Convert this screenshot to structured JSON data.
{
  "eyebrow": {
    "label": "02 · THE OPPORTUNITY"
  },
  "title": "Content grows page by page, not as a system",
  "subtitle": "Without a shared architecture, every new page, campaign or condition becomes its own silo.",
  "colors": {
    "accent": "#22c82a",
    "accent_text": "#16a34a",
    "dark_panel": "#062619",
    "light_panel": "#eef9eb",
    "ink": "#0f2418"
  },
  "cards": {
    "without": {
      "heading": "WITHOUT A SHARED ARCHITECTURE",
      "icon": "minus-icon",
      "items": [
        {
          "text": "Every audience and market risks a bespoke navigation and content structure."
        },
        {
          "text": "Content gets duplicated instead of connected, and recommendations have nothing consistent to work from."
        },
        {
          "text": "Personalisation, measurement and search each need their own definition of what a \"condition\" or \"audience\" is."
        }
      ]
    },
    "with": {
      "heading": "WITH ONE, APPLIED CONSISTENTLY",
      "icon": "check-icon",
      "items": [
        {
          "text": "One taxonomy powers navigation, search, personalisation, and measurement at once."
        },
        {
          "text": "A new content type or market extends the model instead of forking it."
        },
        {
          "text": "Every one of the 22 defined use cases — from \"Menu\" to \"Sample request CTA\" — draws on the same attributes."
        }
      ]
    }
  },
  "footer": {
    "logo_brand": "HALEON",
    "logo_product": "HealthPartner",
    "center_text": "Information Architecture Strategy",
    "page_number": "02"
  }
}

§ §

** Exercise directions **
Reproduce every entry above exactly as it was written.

** Reply to the exercise **
Convert this screenshot to structured JSON data.
{
  "eyebrow": {
    "label": "02 · THE OPPORTUNITY"
  },
  "title": "Content grows page by page, not as a system",
  "subtitle": "Without a shared architecture, every new page, campaign or condition becomes its own silo.",
  "colors": {
    "accent": "#22c82a",
    "accent_text": "#16a34a",
    "dark_panel": "#062619",
    "light_panel": "#eef9eb",
    "ink": "#0f2418"
  },
  "cards": {
    "without": {
      "heading": "WITHOUT A SHARED ARCHITECTURE",
      "icon": "minus-icon",
      "items": [
        {
          "text": "Every audience and market risks a bespoke navigation and content structure."
        },
        {
          "text": "Content gets duplicated instead of connected, and recommendations have nothing consistent to work from."
        },
        {
          "text": "Personalisation, measurement and search each need their own definition of what a \"condition\" or \"audience\" is."
        }
      ]
    },
    "with": {
      "heading": "WITH ONE, APPLIED CONSISTENTLY",
      "icon": "check-icon",
      "items": [
        {
          "text": "One taxonomy powers navigation, search, personalisation, and measurement at once."
        },
        {
          "text": "A new content type or market extends the model instead of forking it."
        },
        {
          "text": "Every one of the 22 defined use cases — from \"Menu\" to \"Sample request CTA\" — draws on the same attributes."
        }
      ]
    }
  },
  "footer": {
    "logo_brand": "HALEON",
    "logo_product": "HealthPartner",
    "center_text": "Information Architecture Strategy",
    "page_number": "02"
  }
}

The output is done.